When super-swimmer Caeleb Dressel hits the pool in Tokyo next month, he’ll be sporting the updated version of Speedo’s Fastskin technical racing suit that was introduced in 2019.
The swimwear giant last week unveiled the 2021 iterations of the U.S. Federation Suit with their updated fabrics and colorways. These are the suits that will be worn by Dressel — the two-time Olympic gold medalist who will be competing in the 50- and 100-meter freestyle and 100 butterfly — as well as other Speedo-sponsored athletes Hali Flickinger, Jamal Hill, Becca Meyers, Ryan Murphy, Andrew Seliskar and Abbey Weitzeil at the Olympic and Paralympic Games this summer.

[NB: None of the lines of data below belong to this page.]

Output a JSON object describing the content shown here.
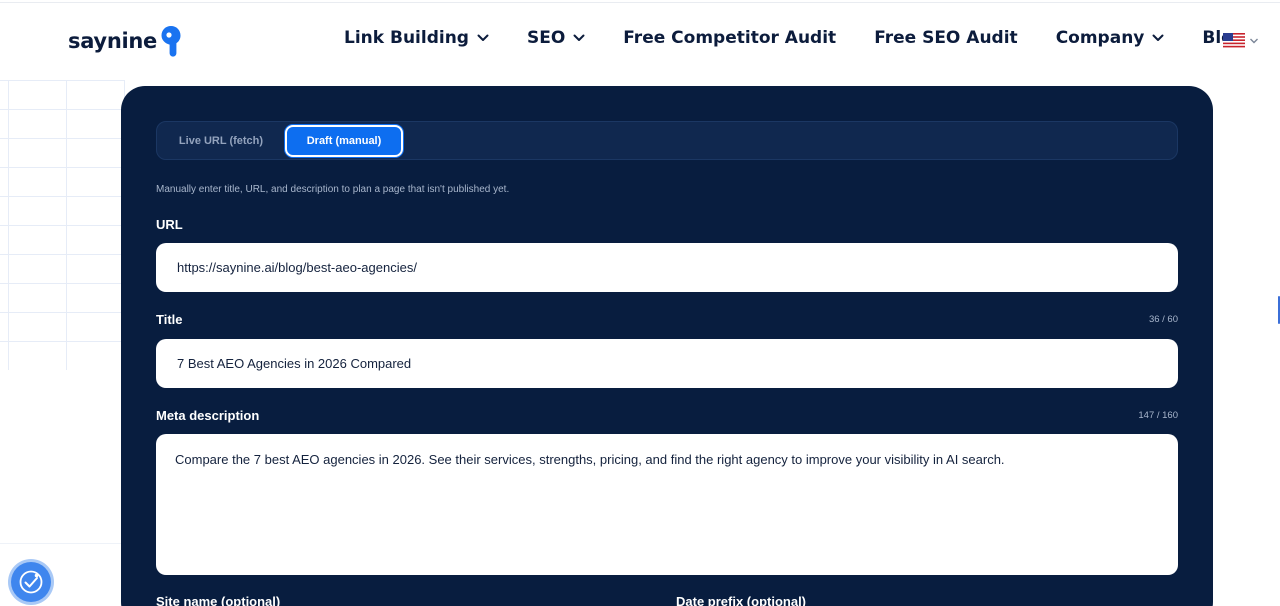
{
  "brand": {
    "name": "saynine",
    "accent": "#1a73f0"
  },
  "nav": {
    "items": [
      {
        "label": "Link Building",
        "has_dropdown": true
      },
      {
        "label": "SEO",
        "has_dropdown": true
      },
      {
        "label": "Free Competitor Audit",
        "has_dropdown": false
      },
      {
        "label": "Free SEO Audit",
        "has_dropdown": false
      },
      {
        "label": "Company",
        "has_dropdown": true
      },
      {
        "label": "Blog",
        "has_dropdown": false
      }
    ],
    "language_icon": "us-flag-icon"
  },
  "form": {
    "tabs": [
      {
        "label": "Live URL (fetch)",
        "active": false
      },
      {
        "label": "Draft (manual)",
        "active": true
      }
    ],
    "hint": "Manually enter title, URL, and description to plan a page that isn't published yet.",
    "url": {
      "label": "URL",
      "value": "https://saynine.ai/blog/best-aeo-agencies/"
    },
    "title": {
      "label": "Title",
      "value": "7 Best AEO Agencies in 2026 Compared",
      "counter": "36 / 60"
    },
    "meta": {
      "label": "Meta description",
      "value": "Compare the 7 best AEO agencies in 2026. See their services, strengths, pricing, and find the right agency to improve your visibility in AI search.",
      "counter": "147 / 160"
    },
    "site_name": {
      "label": "Site name (optional)"
    },
    "date_prefix": {
      "label": "Date prefix (optional)"
    }
  },
  "colors": {
    "panel": "#081d3f",
    "active_tab": "#0d6ef0",
    "badge": "#3f86ee"
  },
  "accessibility_badge_icon": "accessibility-check-icon"
}
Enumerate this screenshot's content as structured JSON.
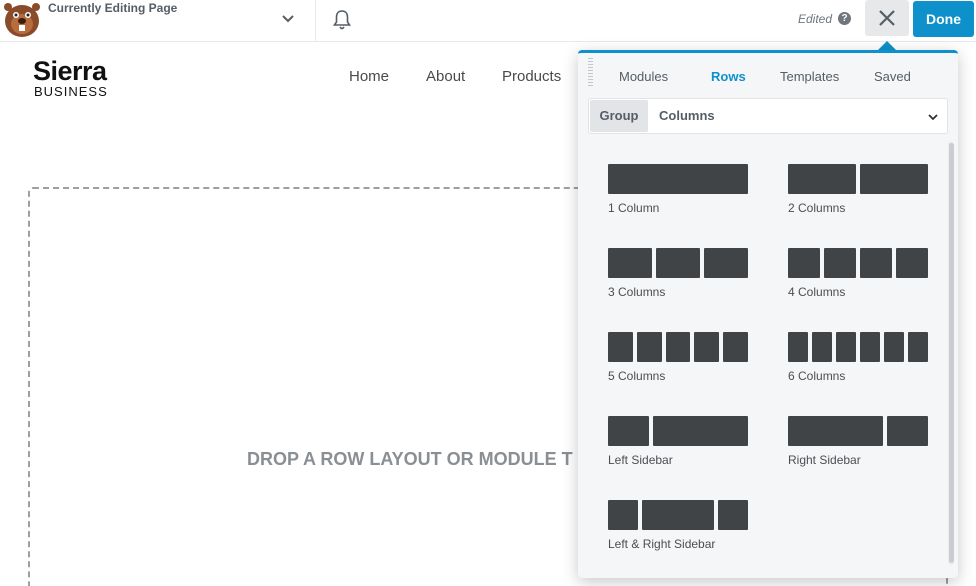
{
  "topbar": {
    "editing_label": "Currently Editing Page",
    "edited_status": "Edited",
    "help_glyph": "?",
    "done_label": "Done"
  },
  "site": {
    "name": "Sierra",
    "tagline": "BUSINESS",
    "nav": [
      "Home",
      "About",
      "Products"
    ]
  },
  "canvas": {
    "drop_text": "DROP A ROW LAYOUT OR MODULE T"
  },
  "panel": {
    "tabs": [
      "Modules",
      "Rows",
      "Templates",
      "Saved"
    ],
    "active_tab": "Rows",
    "group_label": "Group",
    "group_value": "Columns",
    "layouts": [
      {
        "label": "1 Column"
      },
      {
        "label": "2 Columns"
      },
      {
        "label": "3 Columns"
      },
      {
        "label": "4 Columns"
      },
      {
        "label": "5 Columns"
      },
      {
        "label": "6 Columns"
      },
      {
        "label": "Left Sidebar"
      },
      {
        "label": "Right Sidebar"
      },
      {
        "label": "Left & Right Sidebar"
      }
    ]
  },
  "colors": {
    "accent": "#0e91ca",
    "column_block": "#404447",
    "panel_bg": "#f5f6f7"
  },
  "icons": [
    "beaver-logo-icon",
    "chevron-down-icon",
    "bell-icon",
    "help-icon",
    "close-icon",
    "drag-handle-icon"
  ]
}
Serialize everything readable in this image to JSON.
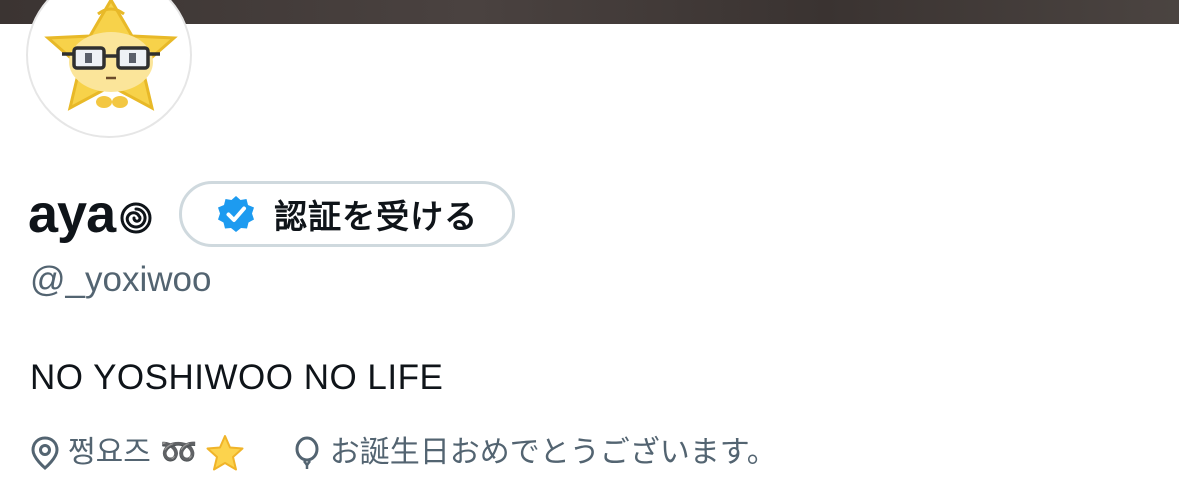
{
  "profile": {
    "display_name": "aya",
    "name_emoji_icon": "cyclone-spiral-icon",
    "handle": "@_yoxiwoo",
    "bio": "NO YOSHIWOO NO LIFE",
    "avatar_icon": "star-character-with-glasses-avatar"
  },
  "verify_button": {
    "label": "認証を受ける",
    "icon": "verified-badge-icon",
    "accent_color": "#1d9bf0"
  },
  "meta": {
    "location": {
      "icon": "location-pin-icon",
      "text": "쩡요즈 ➿",
      "emoji_icon": "star-emoji-icon"
    },
    "birthday": {
      "icon": "balloon-icon",
      "text": "お誕生日おめでとうございます。"
    }
  },
  "colors": {
    "text_primary": "#0f1419",
    "text_secondary": "#536471",
    "button_border": "#cfd9de",
    "banner": "#3f3836"
  }
}
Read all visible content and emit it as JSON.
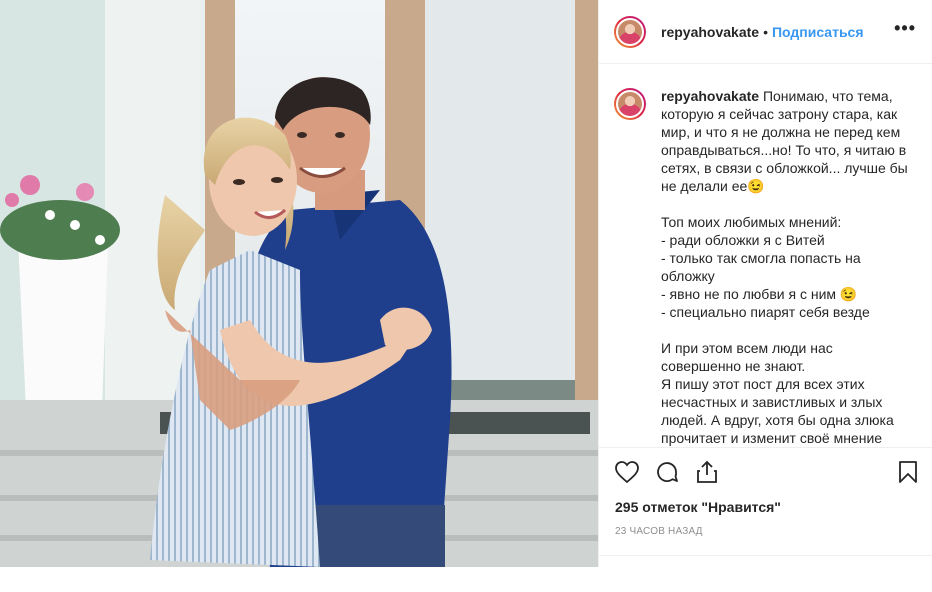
{
  "post": {
    "username": "repyahovakate",
    "separator": "•",
    "follow_label": "Подписаться",
    "more_label": "•••",
    "caption": {
      "username": "repyahovakate",
      "text": "Понимаю, что тема, которую я сейчас затрону стара, как мир, и что я не должна не перед кем оправдываться...но! То что, я читаю в сетях, в связи с обложкой... лучше бы не делали ее😉\n\nТоп моих любимых мнений:\n- ради обложки я с Витей\n- только так смогла попасть на обложку\n- явно не по любви я с ним 😉\n- специально пиарят себя везде\n\nИ при этом всем люди нас совершенно не знают.\nЯ пишу этот пост для всех этих несчастных и завистливых и злых людей. А вдруг, хотя бы одна злюка прочитает и изменит своё мнение"
    },
    "icons": [
      "heart-icon",
      "comment-icon",
      "share-icon",
      "bookmark-icon"
    ],
    "likes": "295 отметок \"Нравится\"",
    "timestamp": "23 часов назад",
    "colors": {
      "link": "#3897f0",
      "text": "#262626",
      "muted": "#8e8e8e",
      "border": "#efefef"
    }
  }
}
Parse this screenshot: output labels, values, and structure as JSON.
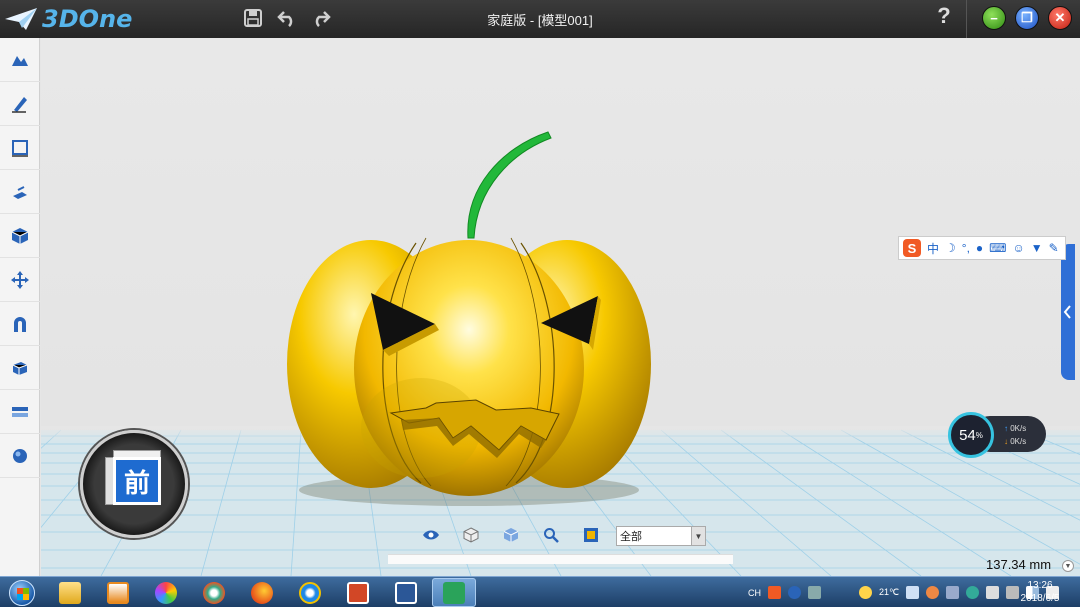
{
  "app": {
    "logo_text": "3DOne",
    "window_title": "家庭版 - [模型001]",
    "help_label": "?",
    "colors": {
      "accent": "#2f6fd6",
      "logo": "#56b4ea",
      "pumpkin": "#f5c400",
      "stem": "#22b83a"
    }
  },
  "titlebar": {
    "icons": [
      "save-icon",
      "undo-icon",
      "redo-icon"
    ],
    "window_buttons": [
      "minimize-button",
      "restore-button",
      "close-button"
    ]
  },
  "left_toolbar": {
    "tools": [
      "basic-solid-tool",
      "sketch-tool",
      "sketch-edit-tool",
      "feature-tool",
      "special-function-tool",
      "move-tool",
      "combine-tool",
      "distance-measure-tool",
      "view-tool",
      "material-render-tool"
    ]
  },
  "ime": {
    "logo": "S",
    "mode": "中"
  },
  "net_speed": {
    "percent": "54",
    "percent_unit": "%",
    "up": "0K/s",
    "down": "0K/s"
  },
  "view_cube": {
    "face_label": "前"
  },
  "view_toolbar": {
    "icons": [
      "eye-icon",
      "cube-wireframe-icon",
      "cube-shaded-icon",
      "zoom-icon",
      "fit-view-icon"
    ],
    "filter_value": "全部"
  },
  "measure": {
    "value": "137.34 mm"
  },
  "taskbar": {
    "apps": [
      "file-explorer",
      "media-player",
      "photos",
      "browser-alt",
      "firefox",
      "internet-explorer",
      "powerpoint",
      "word",
      "3done"
    ],
    "active_app": "3done",
    "tray_lang": "CH",
    "temperature": "21℃",
    "time": "13:26",
    "date": "2018/6/5"
  }
}
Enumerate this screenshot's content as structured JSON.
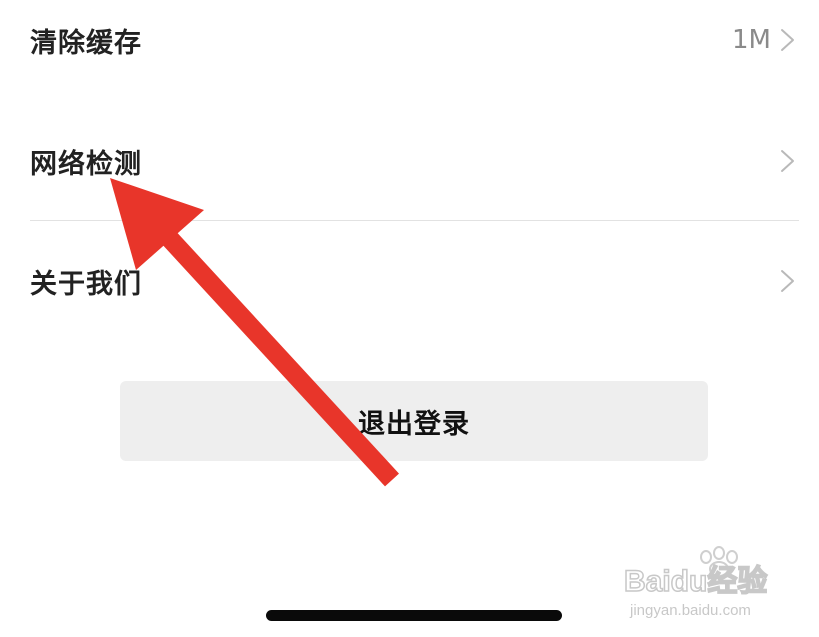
{
  "settings": {
    "items": [
      {
        "label": "清除缓存",
        "value": "1M"
      },
      {
        "label": "网络检测",
        "value": ""
      },
      {
        "label": "关于我们",
        "value": ""
      }
    ],
    "logout_label": "退出登录"
  },
  "annotation": {
    "arrow_color": "#e8352a",
    "target": "网络检测"
  },
  "watermark": {
    "logo_text": "Baidu经验",
    "url_text": "jingyan.baidu.com"
  },
  "icons": {
    "row_chevron": "chevron-right-icon",
    "watermark_paw": "baidu-paw-icon"
  }
}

For these games, athletes will be able to choose between the Fastskin LZR Pure Intent and Fastskin LZR Pure Valor, depending on the specific demands of their race. The Intent, which features flexible zoned compression, gives the swimmer a wider range of motion, while the Valor is Speedo’s most lightweight suit and features moderate compression along with bonded seams for comfort and speed. Three new fabrics have been employed for these suits that are designed to offer more flexibility, compression and drag reduction in areas that need it.
“We are proud to support athletes on the world stage with the most technologically advanced racing suits, with over 20 years of innovation guiding our current Intent and Valor offerings,” said Speedo North America president Jim Gerson. “We are honored to be on this journey with these special athletes as they represent the USA and compete against the world’s best. We hope to see more records broken and medals won in Speedo suits this summer.”
Gerson characterized Speedo’s place in the sport as “the support mechanism” that allows athletes to compete at their best. And he revealed that since the Fastskin was introduced two years ago, 62 percent of all the world records in the sport were set while swimmers were wearing one of the suits.
While the 2021 version of the Fastskin is not dramatically different than that used in the last Games, Gerson said research continues to further enhance the technology. He showed a video of the brand’s vision of Fastskin 2040 that could feature adaptive lock seals, a built-in exoskeleton and even a chip that would provide live feedback to coaches and athletes on their performance.
Fastskin was created by working with research institutes from around the world and by studying sharks and how they reduce drag when they swim. For the latest version, Speedo also worked with the Natural History Museum in London and Formula 1.
Last year, PVH Corp. sold the Speedo North America business to Pentland Group, the U.K.-based parent of Speedo International, for $170 million in cash.